## ASSIGNMENT
An exact, complete copy of the entries below is required, minus any pictures.

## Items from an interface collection
"""

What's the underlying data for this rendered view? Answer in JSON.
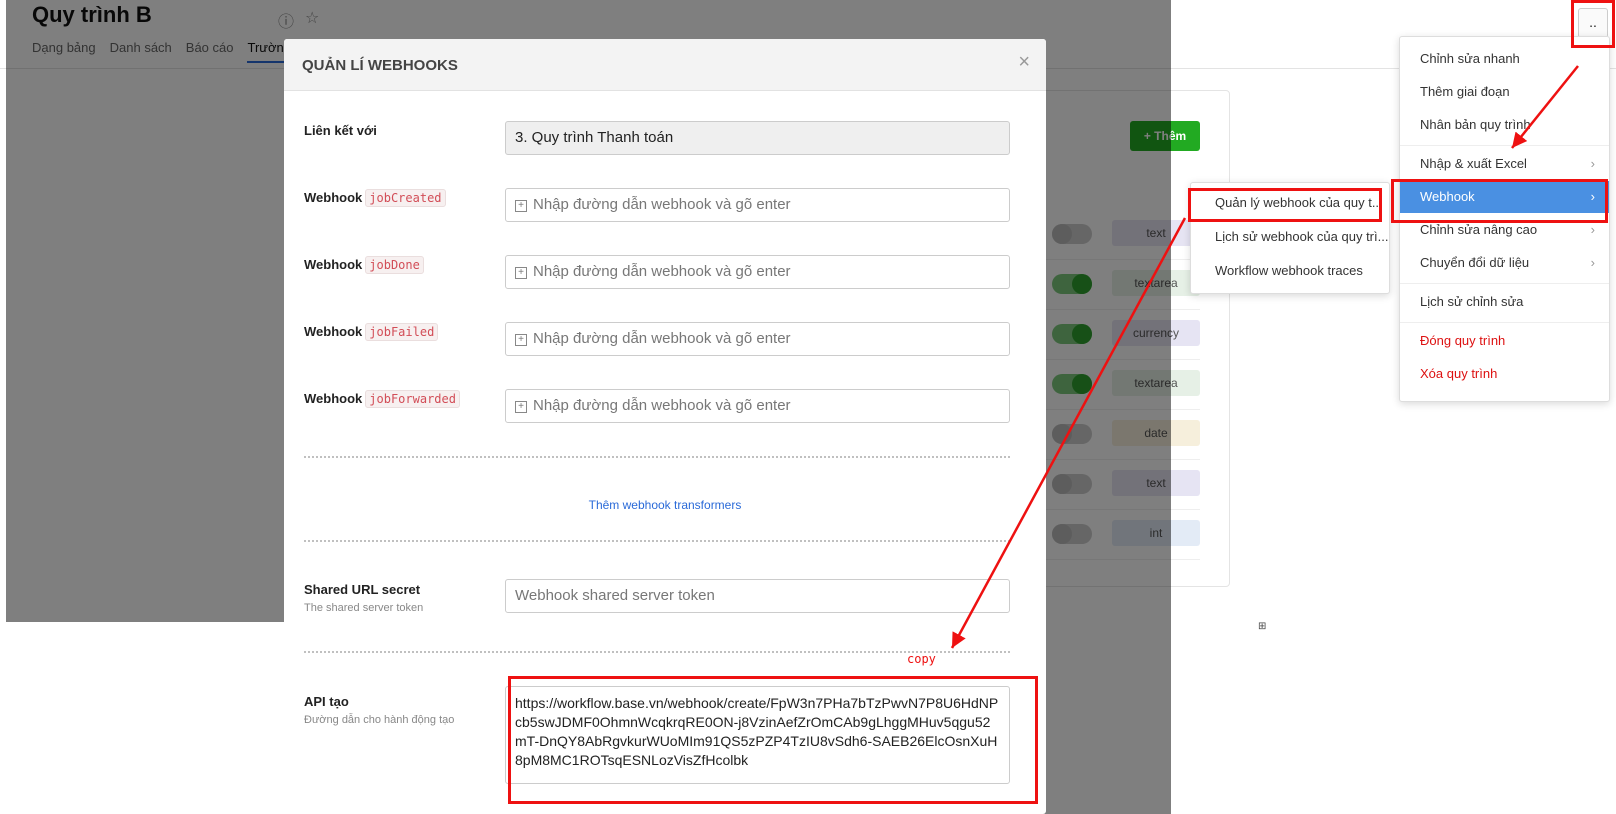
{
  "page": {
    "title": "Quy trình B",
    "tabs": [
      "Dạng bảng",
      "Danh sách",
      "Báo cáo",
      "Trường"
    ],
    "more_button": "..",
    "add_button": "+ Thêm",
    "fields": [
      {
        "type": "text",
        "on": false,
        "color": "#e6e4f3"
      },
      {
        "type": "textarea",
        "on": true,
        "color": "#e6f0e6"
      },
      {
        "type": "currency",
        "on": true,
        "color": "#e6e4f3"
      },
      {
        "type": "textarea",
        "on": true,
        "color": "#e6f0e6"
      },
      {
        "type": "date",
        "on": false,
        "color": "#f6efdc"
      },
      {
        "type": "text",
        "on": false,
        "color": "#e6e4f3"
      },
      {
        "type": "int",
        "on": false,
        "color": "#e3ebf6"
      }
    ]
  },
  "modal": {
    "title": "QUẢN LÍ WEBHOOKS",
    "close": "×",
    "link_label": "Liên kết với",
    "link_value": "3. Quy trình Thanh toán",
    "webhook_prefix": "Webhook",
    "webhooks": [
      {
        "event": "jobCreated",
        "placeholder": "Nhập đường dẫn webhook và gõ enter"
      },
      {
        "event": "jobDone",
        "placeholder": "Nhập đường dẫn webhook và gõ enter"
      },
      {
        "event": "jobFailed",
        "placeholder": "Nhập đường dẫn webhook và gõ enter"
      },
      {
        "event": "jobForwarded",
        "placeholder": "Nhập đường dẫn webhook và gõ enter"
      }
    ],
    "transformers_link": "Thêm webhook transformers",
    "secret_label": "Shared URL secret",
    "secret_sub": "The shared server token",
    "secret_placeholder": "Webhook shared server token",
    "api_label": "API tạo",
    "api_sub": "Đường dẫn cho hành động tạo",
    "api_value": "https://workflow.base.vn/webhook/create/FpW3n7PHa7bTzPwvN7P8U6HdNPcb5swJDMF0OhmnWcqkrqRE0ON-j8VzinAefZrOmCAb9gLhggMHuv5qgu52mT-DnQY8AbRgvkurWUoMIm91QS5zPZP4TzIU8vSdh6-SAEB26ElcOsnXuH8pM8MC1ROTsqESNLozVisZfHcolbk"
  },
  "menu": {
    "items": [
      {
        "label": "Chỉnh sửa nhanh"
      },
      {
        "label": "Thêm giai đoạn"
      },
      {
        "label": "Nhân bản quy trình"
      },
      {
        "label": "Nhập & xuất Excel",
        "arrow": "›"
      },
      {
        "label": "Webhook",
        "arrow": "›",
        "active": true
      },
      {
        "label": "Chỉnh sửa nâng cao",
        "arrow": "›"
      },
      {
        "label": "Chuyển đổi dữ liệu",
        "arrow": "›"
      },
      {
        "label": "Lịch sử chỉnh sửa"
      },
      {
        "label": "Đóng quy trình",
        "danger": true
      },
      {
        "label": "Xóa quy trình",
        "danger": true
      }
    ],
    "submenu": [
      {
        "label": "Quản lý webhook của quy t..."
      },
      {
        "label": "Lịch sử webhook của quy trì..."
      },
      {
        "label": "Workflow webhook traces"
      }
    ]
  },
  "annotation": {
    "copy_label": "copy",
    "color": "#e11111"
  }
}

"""

## EXERCISE OUTPUT
What's the underlying data for this rendered view? Answer in JSON.
{
  "page": {
    "title": "Quy trình B",
    "tabs": [
      "Dạng bảng",
      "Danh sách",
      "Báo cáo",
      "Trường"
    ],
    "more_button": "..",
    "add_button": "+ Thêm",
    "fields": [
      {
        "type": "text",
        "on": false,
        "color": "#e6e4f3"
      },
      {
        "type": "textarea",
        "on": true,
        "color": "#e6f0e6"
      },
      {
        "type": "currency",
        "on": true,
        "color": "#e6e4f3"
      },
      {
        "type": "textarea",
        "on": true,
        "color": "#e6f0e6"
      },
      {
        "type": "date",
        "on": false,
        "color": "#f6efdc"
      },
      {
        "type": "text",
        "on": false,
        "color": "#e6e4f3"
      },
      {
        "type": "int",
        "on": false,
        "color": "#e3ebf6"
      }
    ]
  },
  "modal": {
    "title": "QUẢN LÍ WEBHOOKS",
    "close": "×",
    "link_label": "Liên kết với",
    "link_value": "3. Quy trình Thanh toán",
    "webhook_prefix": "Webhook",
    "webhooks": [
      {
        "event": "jobCreated",
        "placeholder": "Nhập đường dẫn webhook và gõ enter"
      },
      {
        "event": "jobDone",
        "placeholder": "Nhập đường dẫn webhook và gõ enter"
      },
      {
        "event": "jobFailed",
        "placeholder": "Nhập đường dẫn webhook và gõ enter"
      },
      {
        "event": "jobForwarded",
        "placeholder": "Nhập đường dẫn webhook và gõ enter"
      }
    ],
    "transformers_link": "Thêm webhook transformers",
    "secret_label": "Shared URL secret",
    "secret_sub": "The shared server token",
    "secret_placeholder": "Webhook shared server token",
    "api_label": "API tạo",
    "api_sub": "Đường dẫn cho hành động tạo",
    "api_value": "https://workflow.base.vn/webhook/create/FpW3n7PHa7bTzPwvN7P8U6HdNPcb5swJDMF0OhmnWcqkrqRE0ON-j8VzinAefZrOmCAb9gLhggMHuv5qgu52mT-DnQY8AbRgvkurWUoMIm91QS5zPZP4TzIU8vSdh6-SAEB26ElcOsnXuH8pM8MC1ROTsqESNLozVisZfHcolbk"
  },
  "menu": {
    "items": [
      {
        "label": "Chỉnh sửa nhanh"
      },
      {
        "label": "Thêm giai đoạn"
      },
      {
        "label": "Nhân bản quy trình"
      },
      {
        "label": "Nhập & xuất Excel",
        "arrow": "›"
      },
      {
        "label": "Webhook",
        "arrow": "›",
        "active": true
      },
      {
        "label": "Chỉnh sửa nâng cao",
        "arrow": "›"
      },
      {
        "label": "Chuyển đổi dữ liệu",
        "arrow": "›"
      },
      {
        "label": "Lịch sử chỉnh sửa"
      },
      {
        "label": "Đóng quy trình",
        "danger": true
      },
      {
        "label": "Xóa quy trình",
        "danger": true
      }
    ],
    "submenu": [
      {
        "label": "Quản lý webhook của quy t..."
      },
      {
        "label": "Lịch sử webhook của quy trì..."
      },
      {
        "label": "Workflow webhook traces"
      }
    ]
  },
  "annotation": {
    "copy_label": "copy",
    "color": "#e11111"
  }
}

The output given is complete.